Work order: Look through the lines below; wherever the word "accept" appears, copy that line.

Provided data:
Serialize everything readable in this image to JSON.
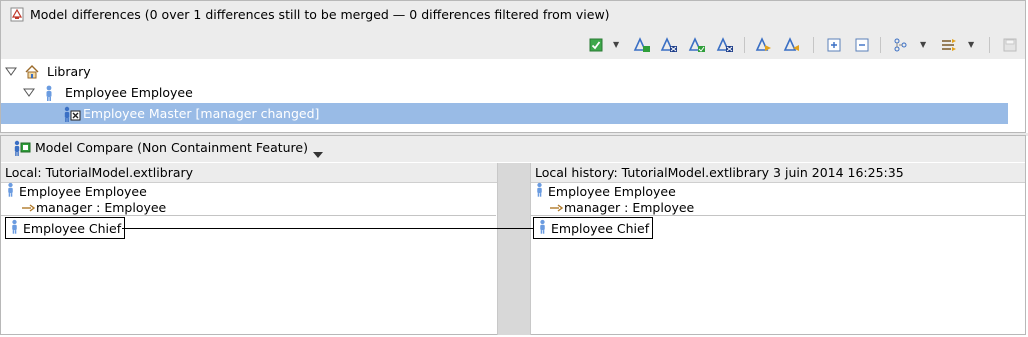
{
  "top_panel": {
    "title": "Model differences  (0 over 1 differences still to be merged — 0 differences filtered from view)",
    "title_icon": "diff-icon",
    "toolbar": [
      "accept-all-icon",
      "accept-change-icon",
      "reject-change-icon",
      "accept-all-nonconflicting-icon",
      "reject-all-nonconflicting-icon",
      "next-difference-icon",
      "previous-difference-icon",
      "expand-all-icon",
      "collapse-all-icon",
      "group-icon",
      "filter-icon",
      "save-icon"
    ]
  },
  "tree": {
    "root": "Library",
    "child": "Employee Employee",
    "selected": "Employee Master [manager changed]"
  },
  "bottom_panel": {
    "title": "Model Compare (Non Containment Feature)",
    "left": {
      "header": "Local: TutorialModel.extlibrary",
      "object": "Employee Employee",
      "feature": "manager : Employee",
      "value": "Employee Chief"
    },
    "right": {
      "header": "Local history: TutorialModel.extlibrary 3 juin 2014 16:25:35",
      "object": "Employee Employee",
      "feature": "manager : Employee",
      "value": "Employee Chief"
    }
  },
  "colors": {
    "selection": "#99bbe6",
    "chrome": "#ececec",
    "gutter": "#d8d8d8",
    "accent_blue": "#3a6fc4",
    "accent_green": "#2f9e3a"
  }
}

Exercise result:
      "accept-all-icon",
      "accept-change-icon",
      "accept-all-nonconflicting-icon",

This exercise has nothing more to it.